Current Position: Senior Strategic Sourcing Specialist, National Grid Corporation
Previous University: University of Vermont
Undergraduate Degree: Economics and environmental studies
Q: What was your background before you began the Part-Time MBA program?
A: I graduated from the University of Vermont with a bachelor's degree in economics and environmental studies. I had a wonderful mentor there who worked for an environmental consulting firm, and his position was at the intersection of supply chain management and analytics. Seeing the kinds of challenges he got to tackle, I fell in love with the idea of combining those two disciplines in my own career. Once I had some work experience in analytics, getting an MBA with a focus on supply chain management was the natural next step for me.
Q: Why did you choose Northeastern?
A: First, Northeastern's supply chain management program has a great reputation. And the fact that they offer a flexible part-time option was critical because I wanted to build a work profile alongside my academics. The Part-Time MBA offers two evening time slots for classes—I chose the later courses that started at 7:20 p.m. because my work didn't always fall between nine and five. I was really grateful that flexibility was available as I built my class schedule.
Q: You chose a dual concentration in supply chain management and corporate finance. How did those areas of study work together for you?
A: It was a nice marriage because it gave me a clear picture of the total cost of ownership. If you're working in supply chain, you need to understand both what the supply chain needs and what the business needs. How do you fund it? How do you consider risk? Finance really spoke to those elements and gave me the skills to evaluate decisions with facts and figures.
I highly recommend that students choose a dual concentration and pair their main focus area with something analytical, like finance or business analytics. You'll be able to do deep-dive analysis and communicate more effectively with your business stakeholders in the future. Leaders in upper management may be high-level thinkers and visionaries, but they're not necessarily hands-on with the analysis. Using my MBA skills, I can convey my supply chain strategy alongside a good financial assessment, making a bigger impact on decision-makers.
Q: What's your current role?

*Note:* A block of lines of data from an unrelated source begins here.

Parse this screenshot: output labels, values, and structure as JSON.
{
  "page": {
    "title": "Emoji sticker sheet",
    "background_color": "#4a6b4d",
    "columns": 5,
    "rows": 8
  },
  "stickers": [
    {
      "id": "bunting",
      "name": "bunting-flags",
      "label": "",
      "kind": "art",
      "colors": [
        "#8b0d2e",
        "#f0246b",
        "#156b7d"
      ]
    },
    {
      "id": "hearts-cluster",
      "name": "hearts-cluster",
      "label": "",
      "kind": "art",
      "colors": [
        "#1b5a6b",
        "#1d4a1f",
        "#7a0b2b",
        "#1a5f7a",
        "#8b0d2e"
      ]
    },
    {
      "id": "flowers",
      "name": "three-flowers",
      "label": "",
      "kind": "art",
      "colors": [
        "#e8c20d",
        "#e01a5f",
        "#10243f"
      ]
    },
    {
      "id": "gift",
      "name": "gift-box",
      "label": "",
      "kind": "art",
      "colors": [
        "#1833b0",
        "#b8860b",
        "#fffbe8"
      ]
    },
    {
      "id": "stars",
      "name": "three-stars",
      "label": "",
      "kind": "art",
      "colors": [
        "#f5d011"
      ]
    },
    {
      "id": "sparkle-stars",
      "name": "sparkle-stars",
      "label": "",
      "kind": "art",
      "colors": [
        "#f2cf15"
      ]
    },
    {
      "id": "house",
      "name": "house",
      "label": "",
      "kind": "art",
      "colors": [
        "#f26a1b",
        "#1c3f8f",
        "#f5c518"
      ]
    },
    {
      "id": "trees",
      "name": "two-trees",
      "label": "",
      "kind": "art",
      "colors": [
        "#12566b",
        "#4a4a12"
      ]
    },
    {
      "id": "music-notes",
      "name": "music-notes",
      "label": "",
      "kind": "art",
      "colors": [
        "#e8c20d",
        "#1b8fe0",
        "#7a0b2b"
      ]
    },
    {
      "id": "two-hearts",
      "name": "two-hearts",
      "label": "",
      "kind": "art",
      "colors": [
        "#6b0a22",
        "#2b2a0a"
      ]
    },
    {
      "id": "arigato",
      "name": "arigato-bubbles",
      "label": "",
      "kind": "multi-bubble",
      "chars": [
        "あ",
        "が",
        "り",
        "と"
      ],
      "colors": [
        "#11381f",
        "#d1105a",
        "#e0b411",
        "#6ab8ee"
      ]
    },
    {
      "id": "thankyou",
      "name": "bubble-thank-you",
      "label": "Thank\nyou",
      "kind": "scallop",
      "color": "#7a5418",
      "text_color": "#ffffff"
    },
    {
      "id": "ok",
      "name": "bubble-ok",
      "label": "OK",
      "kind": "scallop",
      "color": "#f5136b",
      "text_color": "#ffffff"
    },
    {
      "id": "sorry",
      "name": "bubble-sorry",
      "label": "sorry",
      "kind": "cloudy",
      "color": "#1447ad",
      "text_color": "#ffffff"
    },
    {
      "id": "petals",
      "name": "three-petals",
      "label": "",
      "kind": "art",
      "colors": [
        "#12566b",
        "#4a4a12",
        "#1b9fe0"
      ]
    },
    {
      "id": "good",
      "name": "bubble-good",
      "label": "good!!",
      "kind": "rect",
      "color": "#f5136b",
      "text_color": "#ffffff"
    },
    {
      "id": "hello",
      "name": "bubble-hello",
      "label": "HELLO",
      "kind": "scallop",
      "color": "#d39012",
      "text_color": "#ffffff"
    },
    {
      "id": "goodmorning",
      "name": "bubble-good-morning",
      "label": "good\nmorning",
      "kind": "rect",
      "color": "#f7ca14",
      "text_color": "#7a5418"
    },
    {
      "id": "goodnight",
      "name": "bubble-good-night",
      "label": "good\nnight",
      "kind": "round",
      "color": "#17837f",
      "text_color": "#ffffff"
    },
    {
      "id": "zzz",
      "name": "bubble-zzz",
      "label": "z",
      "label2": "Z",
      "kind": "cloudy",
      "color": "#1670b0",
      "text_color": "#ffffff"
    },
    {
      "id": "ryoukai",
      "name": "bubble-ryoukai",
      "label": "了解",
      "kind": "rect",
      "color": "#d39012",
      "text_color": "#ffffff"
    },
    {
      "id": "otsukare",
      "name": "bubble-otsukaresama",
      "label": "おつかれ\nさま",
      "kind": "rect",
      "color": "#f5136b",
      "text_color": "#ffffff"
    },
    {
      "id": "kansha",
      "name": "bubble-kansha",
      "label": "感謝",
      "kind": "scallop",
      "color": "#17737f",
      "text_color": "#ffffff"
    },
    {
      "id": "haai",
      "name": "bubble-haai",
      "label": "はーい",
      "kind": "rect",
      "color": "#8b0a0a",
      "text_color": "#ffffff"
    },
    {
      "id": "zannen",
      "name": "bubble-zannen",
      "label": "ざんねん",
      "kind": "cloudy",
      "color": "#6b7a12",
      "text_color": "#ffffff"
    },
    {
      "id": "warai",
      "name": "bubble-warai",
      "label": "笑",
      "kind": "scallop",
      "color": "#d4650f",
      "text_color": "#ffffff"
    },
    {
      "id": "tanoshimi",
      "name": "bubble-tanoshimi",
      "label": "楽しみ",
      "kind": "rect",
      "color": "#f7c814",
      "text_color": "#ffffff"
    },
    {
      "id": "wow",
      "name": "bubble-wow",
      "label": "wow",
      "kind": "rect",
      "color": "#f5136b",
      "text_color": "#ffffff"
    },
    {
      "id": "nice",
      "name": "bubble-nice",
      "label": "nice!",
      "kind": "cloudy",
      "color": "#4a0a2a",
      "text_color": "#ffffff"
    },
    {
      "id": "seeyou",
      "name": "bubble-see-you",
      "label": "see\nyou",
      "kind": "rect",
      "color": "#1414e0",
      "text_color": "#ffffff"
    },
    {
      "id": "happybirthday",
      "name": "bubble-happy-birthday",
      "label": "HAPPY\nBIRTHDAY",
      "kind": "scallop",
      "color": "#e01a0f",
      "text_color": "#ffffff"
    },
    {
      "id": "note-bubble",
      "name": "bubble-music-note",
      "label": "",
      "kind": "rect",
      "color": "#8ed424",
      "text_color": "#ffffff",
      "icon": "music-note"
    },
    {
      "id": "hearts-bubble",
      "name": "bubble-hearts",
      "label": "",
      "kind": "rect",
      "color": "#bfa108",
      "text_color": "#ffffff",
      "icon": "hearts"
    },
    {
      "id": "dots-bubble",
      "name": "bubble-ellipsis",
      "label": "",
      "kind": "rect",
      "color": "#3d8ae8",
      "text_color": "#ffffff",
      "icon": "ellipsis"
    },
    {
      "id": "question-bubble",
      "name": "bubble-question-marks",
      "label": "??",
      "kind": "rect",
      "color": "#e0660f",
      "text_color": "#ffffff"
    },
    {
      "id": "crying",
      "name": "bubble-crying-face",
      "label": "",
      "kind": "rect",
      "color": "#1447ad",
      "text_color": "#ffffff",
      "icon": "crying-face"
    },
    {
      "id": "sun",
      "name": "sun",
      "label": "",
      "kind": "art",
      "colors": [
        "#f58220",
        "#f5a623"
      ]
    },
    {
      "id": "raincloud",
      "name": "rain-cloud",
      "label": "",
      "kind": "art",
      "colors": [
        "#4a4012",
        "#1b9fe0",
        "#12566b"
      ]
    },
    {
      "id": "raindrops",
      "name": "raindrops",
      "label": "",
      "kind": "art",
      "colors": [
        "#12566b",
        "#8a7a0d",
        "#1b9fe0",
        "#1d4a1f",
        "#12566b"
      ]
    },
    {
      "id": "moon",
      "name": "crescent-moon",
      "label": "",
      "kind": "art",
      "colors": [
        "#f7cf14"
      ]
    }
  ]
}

A: I'm a senior strategic sourcing specialist, which is my first foray directly into supply chain. My previous experience was in analytics and global operations, really lining up those bullets that go into a procurement negotiation. Now I'm in the driver's seat, working in commercial settings with external vendors, negotiating what we purchase and evaluating data to conduct business. It really excites me to be able to ask, how do I work best to get my end customers the value they need while creating a win-win situation with my external vendors?
Q: How did your Part-Time MBA coursework prepare you for what you're doing now—and what you'll be doing in the future?
A: Two courses stood out to me. One was Management Information Systems—supply chains don't run without good information management, and that course taught me to tell a good system from a bad one. The other was Logistics, which covered the technology involved in getting anything from Point A to Point B, and also gave me an appreciation for how rapidly the technology is advancing. In today's supply chain, whether it's because of geopolitical tensions or the COVID-19 virus,you need to know where to spend your time and money to stay on top of technological changes, and that's a big point of emphasis at Northeastern.
Q: What part of the program left the biggest impression on you?
A: The faculty have a passion for what they teach, and they make learning enjoyable—not easy, but enjoyable, and they go out of their way to make sure you understand the material. I had a very positive experience at Northeastern, and it prepared me well for the future I want to pursue.